In the past, companies could collect, store, and use their customers’ data more or less with impunity. Consumers largely lacked visibility into what data was being collected and how it was used. They also often lacked a means of pushing back against “inappropriate” use of their data.

CCPA (and GDPR before it) have changed this. Within their jurisdictions, data subjects have the right to be informed of data collection and process, to request a copy of their data, to withdraw consent for certain processing activities, and to instruct a company to delete all data that it has collected about them.

However, while this is a significant change from the status quo, it is not the only purpose of the GDPR and CCPA. Both of these laws are also designed to protect the privacy of customer data from external parties by forcing companies to properly protect this data. By requiring a company to put certain cybersecurity controls in place and reserving the right to levy significant fines for security incidents or regulatory noncompliance, these laws incentivize organizations to have strong cybersecurity and reduce the probability of a breach of sensitive consumer information.

The Challenges of CCPA Compliance

The CCPA is a step in the right direction and is generally a positive move for consumers. However, the need to comply with the requirements of the regulation places a significant burden upon affected businesses.

In order to maintain compliance with the CCPA, an organization must have:

  • Complete Data Visibility: Companies must know where protected data is in order to respond to a subject’s rights requests or detect a potential data breach
  • Full Data Control: Companies must be able to modify or delete customer data in order to comply with a subject’s rights requests
  • Comprehensive Data Security: Companies must have compliant security controls in place to secure protected data wherever it is located

While achieving all of these requirements within an organization’s network is possible, it can be difficult. Also, even the best-designed security still carries the risk of a data breach. Minimizing this risk requires minimizing the footprint of sensitive and protected data on an organization’s network.

Tokenization Enables Effective Data Anonymization

The requirements associated with the CCPA only apply to data that can be uniquely identified as belonging to a particular individual or household. Data that has been properly anonymized or deidentified does not carry the same requirements, making it easier for organizations to manage without violating regulatory requirements.

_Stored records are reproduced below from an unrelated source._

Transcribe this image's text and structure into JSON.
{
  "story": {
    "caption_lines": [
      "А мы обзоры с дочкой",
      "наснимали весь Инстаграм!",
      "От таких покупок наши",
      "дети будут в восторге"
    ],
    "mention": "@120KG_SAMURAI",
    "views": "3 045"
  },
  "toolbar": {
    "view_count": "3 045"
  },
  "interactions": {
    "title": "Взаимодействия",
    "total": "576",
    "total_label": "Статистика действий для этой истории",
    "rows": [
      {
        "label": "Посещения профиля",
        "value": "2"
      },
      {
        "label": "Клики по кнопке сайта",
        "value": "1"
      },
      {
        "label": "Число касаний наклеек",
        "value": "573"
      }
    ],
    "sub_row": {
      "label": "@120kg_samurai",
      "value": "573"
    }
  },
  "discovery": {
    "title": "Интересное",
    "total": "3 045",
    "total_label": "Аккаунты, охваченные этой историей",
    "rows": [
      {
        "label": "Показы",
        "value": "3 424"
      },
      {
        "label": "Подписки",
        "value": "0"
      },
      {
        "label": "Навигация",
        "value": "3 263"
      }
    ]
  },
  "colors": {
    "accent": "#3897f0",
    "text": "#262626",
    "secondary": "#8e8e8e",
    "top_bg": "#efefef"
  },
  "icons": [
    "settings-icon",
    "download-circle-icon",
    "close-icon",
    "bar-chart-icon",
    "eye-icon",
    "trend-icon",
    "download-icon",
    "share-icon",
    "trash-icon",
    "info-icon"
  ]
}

Most applications within an organization do not require access to protected data. A unique identifier for a user is as effective as a name or email address and does not carry the same impacts if it is breached. Similarly, a user’s address and financial data are only required by shipping and billing departments.

Tokenization enables an organization to replace protected data with unique tokens that can be formatted to fit the needs of a particular application. Since the mapping from a token to the actual data is only stored in a single database, it is useless to an attacker without access to this database.

This enables an organization to focus their data protection efforts on a single location in the network, rather than everywhere that a user’s personal data could be stored or processed.

Leveraging Tokenization for CCPA Compliance

Compliance with the CCPA and other data protection laws requires organizations to reconsider how they implement data collection, processing, and storage in their networks. Under the new rules, consumers have many more rights regarding their personal data, and the stakes of failing to properly protect collected data are much higher with regulatory authorities actively investigating data breaches and reports of noncompliance and levying fines on offenders.

Scattering consumer data throughout the network and making it accessible to many applications expands an organization’s attack surface and makes managing subject rights requests much more difficult and complicated.

Taking advantage of tokenization enables an organization to minimize access to and use of sensitive and protected data to applications where it is required to perform their functions. This reduces an organization’s vulnerability to attack and simplifies the process of achieving, maintaining, and demonstrating compliance with the CCPA.